Alice Sebold in Conversation with Kate Evans: Creative Minds by Suzy Paluzzi On October 25, Alice Sebold, author of Lucky and TheLovely Bones, read from her new novel The Almost Moon at the San Jose Museum of Art. Afterward, she spoke in front of the audience with Kate Evans, local author and co-director of the Center for Literary Arts at San Jose State University.
This was Alice Sebold’s first appearance in San Jose and she immediately set a very casual tone to the evening. A striking woman, Sebold is known for writing about dark subjects. Lucky, a memoir about her rape, began as a way to find her main character’s voice for the novel TheLovely Bones, which she was writing at the time but had put aside.
Alice Sebold said she “explores lifetime backgrounds as part of her process, and writes a lot that never gets published.” After she wrote Lucky, she rewrote The Lovely Bones. It took her two years to find the voice for the character Helen in her new book The Almost Moon.

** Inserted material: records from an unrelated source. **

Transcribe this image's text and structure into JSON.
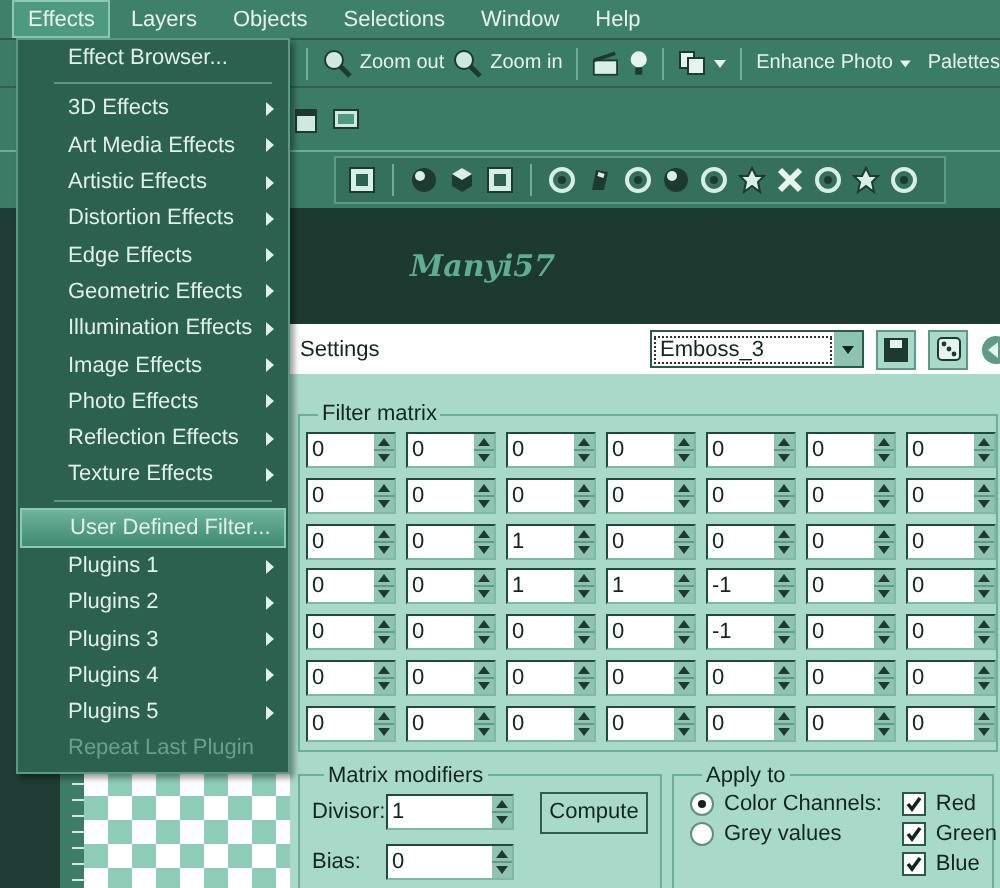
{
  "menubar": [
    {
      "label": "Effects",
      "selected": true
    },
    {
      "label": "Layers",
      "selected": false
    },
    {
      "label": "Objects",
      "selected": false
    },
    {
      "label": "Selections",
      "selected": false
    },
    {
      "label": "Window",
      "selected": false
    },
    {
      "label": "Help",
      "selected": false
    }
  ],
  "toolbar": {
    "zoom_out": "Zoom out",
    "zoom_in": "Zoom in",
    "enhance_photo": "Enhance Photo",
    "palettes": "Palettes"
  },
  "banner": {
    "text": "Manyi57"
  },
  "menu": {
    "items": [
      {
        "kind": "item",
        "label": "Effect Browser...",
        "submenu": false,
        "selected": false,
        "disabled": false
      },
      {
        "kind": "separator"
      },
      {
        "kind": "item",
        "label": "3D Effects",
        "submenu": true,
        "selected": false,
        "disabled": false
      },
      {
        "kind": "item",
        "label": "Art Media Effects",
        "submenu": true,
        "selected": false,
        "disabled": false
      },
      {
        "kind": "item",
        "label": "Artistic Effects",
        "submenu": true,
        "selected": false,
        "disabled": false
      },
      {
        "kind": "item",
        "label": "Distortion Effects",
        "submenu": true,
        "selected": false,
        "disabled": false
      },
      {
        "kind": "item",
        "label": "Edge Effects",
        "submenu": true,
        "selected": false,
        "disabled": false
      },
      {
        "kind": "item",
        "label": "Geometric Effects",
        "submenu": true,
        "selected": false,
        "disabled": false
      },
      {
        "kind": "item",
        "label": "Illumination Effects",
        "submenu": true,
        "selected": false,
        "disabled": false
      },
      {
        "kind": "item",
        "label": "Image Effects",
        "submenu": true,
        "selected": false,
        "disabled": false
      },
      {
        "kind": "item",
        "label": "Photo Effects",
        "submenu": true,
        "selected": false,
        "disabled": false
      },
      {
        "kind": "item",
        "label": "Reflection Effects",
        "submenu": true,
        "selected": false,
        "disabled": false
      },
      {
        "kind": "item",
        "label": "Texture Effects",
        "submenu": true,
        "selected": false,
        "disabled": false
      },
      {
        "kind": "separator"
      },
      {
        "kind": "item",
        "label": "User Defined Filter...",
        "submenu": false,
        "selected": true,
        "disabled": false
      },
      {
        "kind": "item",
        "label": "Plugins 1",
        "submenu": true,
        "selected": false,
        "disabled": false
      },
      {
        "kind": "item",
        "label": "Plugins 2",
        "submenu": true,
        "selected": false,
        "disabled": false
      },
      {
        "kind": "item",
        "label": "Plugins 3",
        "submenu": true,
        "selected": false,
        "disabled": false
      },
      {
        "kind": "item",
        "label": "Plugins 4",
        "submenu": true,
        "selected": false,
        "disabled": false
      },
      {
        "kind": "item",
        "label": "Plugins 5",
        "submenu": true,
        "selected": false,
        "disabled": false
      },
      {
        "kind": "item",
        "label": "Repeat Last Plugin",
        "submenu": false,
        "selected": false,
        "disabled": true
      }
    ]
  },
  "dialog": {
    "settings_label": "Settings",
    "preset": "Emboss_3",
    "filter_matrix": {
      "title": "Filter matrix",
      "rows": [
        [
          "0",
          "0",
          "0",
          "0",
          "0",
          "0",
          "0"
        ],
        [
          "0",
          "0",
          "0",
          "0",
          "0",
          "0",
          "0"
        ],
        [
          "0",
          "0",
          "1",
          "0",
          "0",
          "0",
          "0"
        ],
        [
          "0",
          "0",
          "1",
          "1",
          "-1",
          "0",
          "0"
        ],
        [
          "0",
          "0",
          "0",
          "0",
          "-1",
          "0",
          "0"
        ],
        [
          "0",
          "0",
          "0",
          "0",
          "0",
          "0",
          "0"
        ],
        [
          "0",
          "0",
          "0",
          "0",
          "0",
          "0",
          "0"
        ]
      ]
    },
    "matrix_modifiers": {
      "title": "Matrix modifiers",
      "divisor_label": "Divisor:",
      "divisor": "1",
      "bias_label": "Bias:",
      "bias": "0",
      "compute": "Compute"
    },
    "apply_to": {
      "title": "Apply to",
      "options": [
        {
          "label": "Color Channels:",
          "selected": true
        },
        {
          "label": "Grey values",
          "selected": false
        }
      ],
      "channels": [
        {
          "label": "Red",
          "checked": true
        },
        {
          "label": "Green",
          "checked": true
        },
        {
          "label": "Blue",
          "checked": true
        }
      ]
    }
  }
}
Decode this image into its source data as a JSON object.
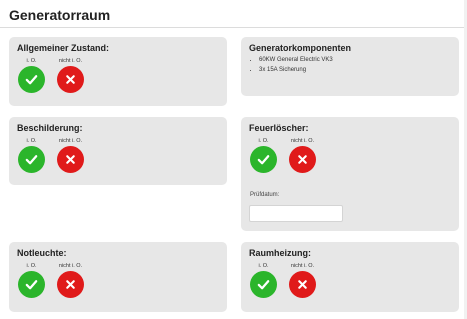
{
  "page": {
    "title": "Generatorraum"
  },
  "option_labels": {
    "ok": "i. O.",
    "not_ok": "nicht i. O."
  },
  "cards": {
    "allgemeiner_zustand": {
      "title": "Allgemeiner Zustand:"
    },
    "generatorkomponenten": {
      "title": "Generatorkomponenten",
      "items": [
        "60KW General Electric VK3",
        "3x 15A Sicherung"
      ]
    },
    "beschilderung": {
      "title": "Beschilderung:"
    },
    "feuerloescher": {
      "title": "Feuerlöscher:",
      "date_label": "Prüfdatum:",
      "date_value": ""
    },
    "notleuchte": {
      "title": "Notleuchte:"
    },
    "raumheizung": {
      "title": "Raumheizung:"
    }
  },
  "colors": {
    "ok": "#2bb52b",
    "not_ok": "#e01a1a",
    "card_bg": "#e7e7e7"
  },
  "icons": {
    "ok": "check-icon",
    "not_ok": "x-icon"
  }
}
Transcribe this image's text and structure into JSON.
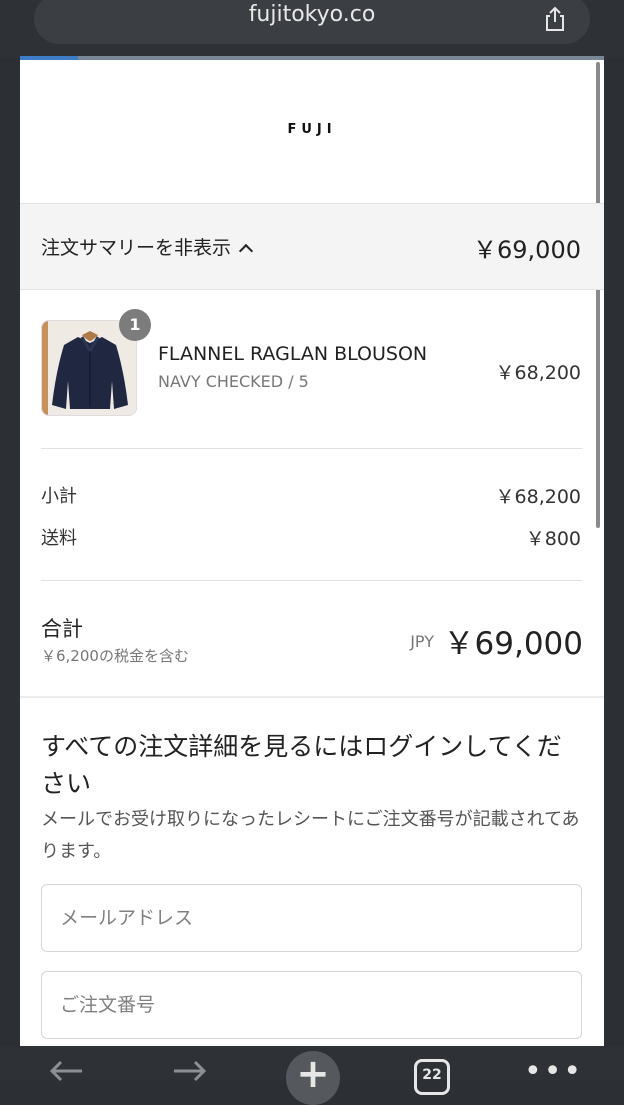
{
  "browser": {
    "url": "fujitokyo.co",
    "load_progress": 0.1,
    "tab_count": "22"
  },
  "store": {
    "logo": "FUJI"
  },
  "summary": {
    "toggle_label": "注文サマリーを非表示",
    "total": "￥69,000"
  },
  "line_item": {
    "quantity": "1",
    "name": "FLANNEL RAGLAN BLOUSON",
    "variant": "NAVY CHECKED / 5",
    "price": "￥68,200"
  },
  "costs": {
    "subtotal_label": "小計",
    "subtotal_value": "￥68,200",
    "shipping_label": "送料",
    "shipping_value": "￥800"
  },
  "total": {
    "label": "合計",
    "tax_note": "￥6,200の税金を含む",
    "currency": "JPY",
    "amount": "￥69,000"
  },
  "login": {
    "heading": "すべての注文詳細を見るにはログインしてください",
    "description": "メールでお受け取りになったレシートにご注文番号が記載されてあります。",
    "email_placeholder": "メールアドレス",
    "order_placeholder": "ご注文番号"
  },
  "colors": {
    "browser_chrome": "#2e3236",
    "progress_accent": "#3d7dc8",
    "summary_bg": "#f4f4f4",
    "badge": "#7c7c7c"
  },
  "icons": [
    "share-icon",
    "chevron-up-icon",
    "back-arrow-icon",
    "forward-arrow-icon",
    "plus-icon",
    "tabs-icon",
    "more-icon"
  ]
}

When asked about the difference between writing a memoir and writing fiction, the author said, “I had already done my personal work. Memoirs should serve the people reading them, not the author writing. Writing fiction is more free and thus inherently more challenging.”
Sebold shared that she “always wanted to write fiction” and she “wrote poetry as a child” and “writes it as a discipline” now.
The suburbs is the setting for Alice Sebold’s books. “Suburbia is ‘compost’—where it all is, where all is seething,” she believes. “When I was growing up, I used to wonder what was going on in the house across the street.” And in the “suburbs, there is an obsession about perfection—not only in the physical, like lawns—but people. People hide,” the author stated.
When Kate Evans inquired why all three of her books involve violent acts, Sebold responded, “I want to write books that psychologically move in a compelling way. A violent act only opens the doorway into psychological investigation.”
As a child, the author had undiagnosed dyslexia. “ I was raised in a house of readers, and I didn’t read …. Desperation creates a sense of drive.” She started reading, and “poetry was my way in, in high school,” she said. She still writes it now.
She read fiction “obsessively,” when she was in her mid-twenties and the old masters when she was in her early thirties.
The Lovely Bones is currently being filmed [by Peter Jackson]. When asked by a member of the audience how involved she is in the film, Ms. Sebold said, “I don’t have a lot of fear and reservations. I am a ‘process freak,’ not a ‘control freak,’ so I am excited to see what they do.”
Regarding her writing “process,” Sebold offered that she is up every day at 4 a.m. because “if you start in the dark, the judges are all asleep.”
She is “obsessed with reading” and “especially keeps poetry books near her, to “feed her” while she is working.
One of Sebold’s tips is, “It is hugely important to have writing mentors, especially to teach you how to navigate the life you are going to lead. You need to have examples of how to survive those mean years when there is little money.”
So I said something to the Nightline guy about waterboarding, and if the Bush administration didn't think it was torture, they ought to do some personal investigation. Someone in the Bush family should actually be waterboarded so they could report on it to George. . . . I suggested Jenna be waterboarded and then she could talk about whether or not she thought it was torture.